[Supplied data Boundary: Start]

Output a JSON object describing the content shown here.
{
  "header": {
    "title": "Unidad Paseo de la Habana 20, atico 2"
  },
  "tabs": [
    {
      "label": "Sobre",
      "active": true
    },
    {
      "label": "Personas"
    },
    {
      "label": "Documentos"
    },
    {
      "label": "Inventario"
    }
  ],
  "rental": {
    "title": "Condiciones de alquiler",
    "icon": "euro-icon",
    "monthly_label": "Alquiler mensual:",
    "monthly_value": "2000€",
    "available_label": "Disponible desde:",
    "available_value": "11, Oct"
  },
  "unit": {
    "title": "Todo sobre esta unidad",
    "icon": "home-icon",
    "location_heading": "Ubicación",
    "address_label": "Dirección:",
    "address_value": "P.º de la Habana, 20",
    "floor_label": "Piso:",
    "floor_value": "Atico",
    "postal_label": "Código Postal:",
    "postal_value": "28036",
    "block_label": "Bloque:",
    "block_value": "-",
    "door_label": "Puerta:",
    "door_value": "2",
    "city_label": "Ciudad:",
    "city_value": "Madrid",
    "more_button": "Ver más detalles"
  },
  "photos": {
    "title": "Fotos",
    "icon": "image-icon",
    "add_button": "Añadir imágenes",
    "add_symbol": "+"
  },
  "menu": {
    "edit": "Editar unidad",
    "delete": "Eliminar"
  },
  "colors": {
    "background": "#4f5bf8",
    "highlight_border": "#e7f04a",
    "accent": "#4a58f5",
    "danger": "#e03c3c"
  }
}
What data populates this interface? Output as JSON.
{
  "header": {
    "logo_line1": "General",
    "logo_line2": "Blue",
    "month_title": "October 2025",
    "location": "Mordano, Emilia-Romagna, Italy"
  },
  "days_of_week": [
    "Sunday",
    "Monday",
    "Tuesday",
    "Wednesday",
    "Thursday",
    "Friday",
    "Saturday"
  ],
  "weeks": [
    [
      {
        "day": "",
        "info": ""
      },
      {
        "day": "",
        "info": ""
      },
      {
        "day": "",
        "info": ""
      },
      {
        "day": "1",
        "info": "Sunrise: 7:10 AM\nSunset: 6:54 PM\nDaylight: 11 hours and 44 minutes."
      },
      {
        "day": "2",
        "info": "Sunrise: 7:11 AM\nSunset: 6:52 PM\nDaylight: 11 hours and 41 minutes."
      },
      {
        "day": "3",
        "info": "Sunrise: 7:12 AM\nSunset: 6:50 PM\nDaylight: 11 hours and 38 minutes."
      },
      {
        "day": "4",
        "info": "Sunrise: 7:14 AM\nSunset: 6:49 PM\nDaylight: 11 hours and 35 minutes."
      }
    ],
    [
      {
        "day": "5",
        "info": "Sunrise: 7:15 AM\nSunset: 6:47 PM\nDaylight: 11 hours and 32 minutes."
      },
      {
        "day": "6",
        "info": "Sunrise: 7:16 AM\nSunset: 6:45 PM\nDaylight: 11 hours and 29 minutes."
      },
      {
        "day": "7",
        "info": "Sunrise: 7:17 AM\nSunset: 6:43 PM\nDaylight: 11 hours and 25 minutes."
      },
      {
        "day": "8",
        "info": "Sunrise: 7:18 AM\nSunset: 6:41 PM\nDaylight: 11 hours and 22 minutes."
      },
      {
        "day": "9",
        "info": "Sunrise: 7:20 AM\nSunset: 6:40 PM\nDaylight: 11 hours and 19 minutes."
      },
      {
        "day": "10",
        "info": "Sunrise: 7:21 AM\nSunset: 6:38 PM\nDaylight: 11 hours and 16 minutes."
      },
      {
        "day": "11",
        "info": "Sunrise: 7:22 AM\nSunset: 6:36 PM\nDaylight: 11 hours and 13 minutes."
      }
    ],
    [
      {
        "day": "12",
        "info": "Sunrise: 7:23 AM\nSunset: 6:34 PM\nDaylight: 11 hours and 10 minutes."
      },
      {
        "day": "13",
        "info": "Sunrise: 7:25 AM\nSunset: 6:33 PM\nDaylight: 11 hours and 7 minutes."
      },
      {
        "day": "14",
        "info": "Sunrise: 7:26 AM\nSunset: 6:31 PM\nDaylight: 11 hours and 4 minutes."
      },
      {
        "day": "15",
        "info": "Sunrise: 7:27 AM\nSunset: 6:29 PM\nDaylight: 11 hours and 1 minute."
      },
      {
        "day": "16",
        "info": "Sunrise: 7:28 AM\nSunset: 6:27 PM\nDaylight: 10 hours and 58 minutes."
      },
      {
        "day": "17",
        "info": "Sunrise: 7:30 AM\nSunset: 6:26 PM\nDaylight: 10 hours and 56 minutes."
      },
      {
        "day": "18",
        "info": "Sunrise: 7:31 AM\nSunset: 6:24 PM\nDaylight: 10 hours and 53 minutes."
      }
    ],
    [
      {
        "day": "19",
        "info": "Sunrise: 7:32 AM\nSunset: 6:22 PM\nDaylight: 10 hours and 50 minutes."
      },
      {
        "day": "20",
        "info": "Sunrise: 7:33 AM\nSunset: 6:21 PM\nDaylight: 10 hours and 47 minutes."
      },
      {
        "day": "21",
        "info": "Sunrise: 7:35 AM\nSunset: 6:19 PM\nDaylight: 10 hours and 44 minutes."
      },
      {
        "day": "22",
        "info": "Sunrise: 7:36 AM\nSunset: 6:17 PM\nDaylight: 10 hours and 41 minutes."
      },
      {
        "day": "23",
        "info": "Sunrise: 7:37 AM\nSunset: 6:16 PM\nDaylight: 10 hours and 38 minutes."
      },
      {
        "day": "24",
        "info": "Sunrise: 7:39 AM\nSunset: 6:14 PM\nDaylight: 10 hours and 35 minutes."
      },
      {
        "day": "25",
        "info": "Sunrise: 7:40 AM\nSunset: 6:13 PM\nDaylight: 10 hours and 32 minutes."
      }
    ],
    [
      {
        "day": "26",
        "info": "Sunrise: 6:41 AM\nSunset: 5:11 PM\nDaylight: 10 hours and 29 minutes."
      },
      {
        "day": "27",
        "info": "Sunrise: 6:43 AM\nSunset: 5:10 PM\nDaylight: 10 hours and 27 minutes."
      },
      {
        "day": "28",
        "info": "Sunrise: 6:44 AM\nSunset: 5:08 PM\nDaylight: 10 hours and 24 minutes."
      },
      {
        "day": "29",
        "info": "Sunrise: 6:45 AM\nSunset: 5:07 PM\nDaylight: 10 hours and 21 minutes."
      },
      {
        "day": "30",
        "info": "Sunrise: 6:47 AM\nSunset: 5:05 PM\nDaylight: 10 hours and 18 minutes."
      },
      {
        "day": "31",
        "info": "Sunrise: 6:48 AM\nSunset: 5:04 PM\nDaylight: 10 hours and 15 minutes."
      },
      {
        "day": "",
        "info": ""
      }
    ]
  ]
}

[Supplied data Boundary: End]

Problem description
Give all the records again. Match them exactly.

Output
Output a JSON object describing the content shown here.
{
  "header": {
    "title": "Unidad Paseo de la Habana 20, atico 2"
  },
  "tabs": [
    {
      "label": "Sobre",
      "active": true
    },
    {
      "label": "Personas"
    },
    {
      "label": "Documentos"
    },
    {
      "label": "Inventario"
    }
  ],
  "rental": {
    "title": "Condiciones de alquiler",
    "icon": "euro-icon",
    "monthly_label": "Alquiler mensual:",
    "monthly_value": "2000€",
    "available_label": "Disponible desde:",
    "available_value": "11, Oct"
  },
  "unit": {
    "title": "Todo sobre esta unidad",
    "icon": "home-icon",
    "location_heading": "Ubicación",
    "address_label": "Dirección:",
    "address_value": "P.º de la Habana, 20",
    "floor_label": "Piso:",
    "floor_value": "Atico",
    "postal_label": "Código Postal:",
    "postal_value": "28036",
    "block_label": "Bloque:",
    "block_value": "-",
    "door_label": "Puerta:",
    "door_value": "2",
    "city_label": "Ciudad:",
    "city_value": "Madrid",
    "more_button": "Ver más detalles"
  },
  "photos": {
    "title": "Fotos",
    "icon": "image-icon",
    "add_button": "Añadir imágenes",
    "add_symbol": "+"
  },
  "menu": {
    "edit": "Editar unidad",
    "delete": "Eliminar"
  },
  "colors": {
    "background": "#4f5bf8",
    "highlight_border": "#e7f04a",
    "accent": "#4a58f5",
    "danger": "#e03c3c"
  }
}
What data populates this interface? Output as JSON.
{
  "header": {
    "logo_line1": "General",
    "logo_line2": "Blue",
    "month_title": "October 2025",
    "location": "Mordano, Emilia-Romagna, Italy"
  },
  "days_of_week": [
    "Sunday",
    "Monday",
    "Tuesday",
    "Wednesday",
    "Thursday",
    "Friday",
    "Saturday"
  ],
  "weeks": [
    [
      {
        "day": "",
        "info": ""
      },
      {
        "day": "",
        "info": ""
      },
      {
        "day": "",
        "info": ""
      },
      {
        "day": "1",
        "info": "Sunrise: 7:10 AM\nSunset: 6:54 PM\nDaylight: 11 hours and 44 minutes."
      },
      {
        "day": "2",
        "info": "Sunrise: 7:11 AM\nSunset: 6:52 PM\nDaylight: 11 hours and 41 minutes."
      },
      {
        "day": "3",
        "info": "Sunrise: 7:12 AM\nSunset: 6:50 PM\nDaylight: 11 hours and 38 minutes."
      },
      {
        "day": "4",
        "info": "Sunrise: 7:14 AM\nSunset: 6:49 PM\nDaylight: 11 hours and 35 minutes."
      }
    ],
    [
      {
        "day": "5",
        "info": "Sunrise: 7:15 AM\nSunset: 6:47 PM\nDaylight: 11 hours and 32 minutes."
      },
      {
        "day": "6",
        "info": "Sunrise: 7:16 AM\nSunset: 6:45 PM\nDaylight: 11 hours and 29 minutes."
      },
      {
        "day": "7",
        "info": "Sunrise: 7:17 AM\nSunset: 6:43 PM\nDaylight: 11 hours and 25 minutes."
      },
      {
        "day": "8",
        "info": "Sunrise: 7:18 AM\nSunset: 6:41 PM\nDaylight: 11 hours and 22 minutes."
      },
      {
        "day": "9",
        "info": "Sunrise: 7:20 AM\nSunset: 6:40 PM\nDaylight: 11 hours and 19 minutes."
      },
      {
        "day": "10",
        "info": "Sunrise: 7:21 AM\nSunset: 6:38 PM\nDaylight: 11 hours and 16 minutes."
      },
      {
        "day": "11",
        "info": "Sunrise: 7:22 AM\nSunset: 6:36 PM\nDaylight: 11 hours and 13 minutes."
      }
    ],
    [
      {
        "day": "12",
        "info": "Sunrise: 7:23 AM\nSunset: 6:34 PM\nDaylight: 11 hours and 10 minutes."
      },
      {
        "day": "13",
        "info": "Sunrise: 7:25 AM\nSunset: 6:33 PM\nDaylight: 11 hours and 7 minutes."
      },
      {
        "day": "14",
        "info": "Sunrise: 7:26 AM\nSunset: 6:31 PM\nDaylight: 11 hours and 4 minutes."
      },
      {
        "day": "15",
        "info": "Sunrise: 7:27 AM\nSunset: 6:29 PM\nDaylight: 11 hours and 1 minute."
      },
      {
        "day": "16",
        "info": "Sunrise: 7:28 AM\nSunset: 6:27 PM\nDaylight: 10 hours and 58 minutes."
      },
      {
        "day": "17",
        "info": "Sunrise: 7:30 AM\nSunset: 6:26 PM\nDaylight: 10 hours and 56 minutes."
      },
      {
        "day": "18",
        "info": "Sunrise: 7:31 AM\nSunset: 6:24 PM\nDaylight: 10 hours and 53 minutes."
      }
    ],
    [
      {
        "day": "19",
        "info": "Sunrise: 7:32 AM\nSunset: 6:22 PM\nDaylight: 10 hours and 50 minutes."
      },
      {
        "day": "20",
        "info": "Sunrise: 7:33 AM\nSunset: 6:21 PM\nDaylight: 10 hours and 47 minutes."
      },
      {
        "day": "21",
        "info": "Sunrise: 7:35 AM\nSunset: 6:19 PM\nDaylight: 10 hours and 44 minutes."
      },
      {
        "day": "22",
        "info": "Sunrise: 7:36 AM\nSunset: 6:17 PM\nDaylight: 10 hours and 41 minutes."
      },
      {
        "day": "23",
        "info": "Sunrise: 7:37 AM\nSunset: 6:16 PM\nDaylight: 10 hours and 38 minutes."
      },
      {
        "day": "24",
        "info": "Sunrise: 7:39 AM\nSunset: 6:14 PM\nDaylight: 10 hours and 35 minutes."
      },
      {
        "day": "25",
        "info": "Sunrise: 7:40 AM\nSunset: 6:13 PM\nDaylight: 10 hours and 32 minutes."
      }
    ],
    [
      {
        "day": "26",
        "info": "Sunrise: 6:41 AM\nSunset: 5:11 PM\nDaylight: 10 hours and 29 minutes."
      },
      {
        "day": "27",
        "info": "Sunrise: 6:43 AM\nSunset: 5:10 PM\nDaylight: 10 hours and 27 minutes."
      },
      {
        "day": "28",
        "info": "Sunrise: 6:44 AM\nSunset: 5:08 PM\nDaylight: 10 hours and 24 minutes."
      },
      {
        "day": "29",
        "info": "Sunrise: 6:45 AM\nSunset: 5:07 PM\nDaylight: 10 hours and 21 minutes."
      },
      {
        "day": "30",
        "info": "Sunrise: 6:47 AM\nSunset: 5:05 PM\nDaylight: 10 hours and 18 minutes."
      },
      {
        "day": "31",
        "info": "Sunrise: 6:48 AM\nSunset: 5:04 PM\nDaylight: 10 hours and 15 minutes."
      },
      {
        "day": "",
        "info": ""
      }
    ]
  ]
}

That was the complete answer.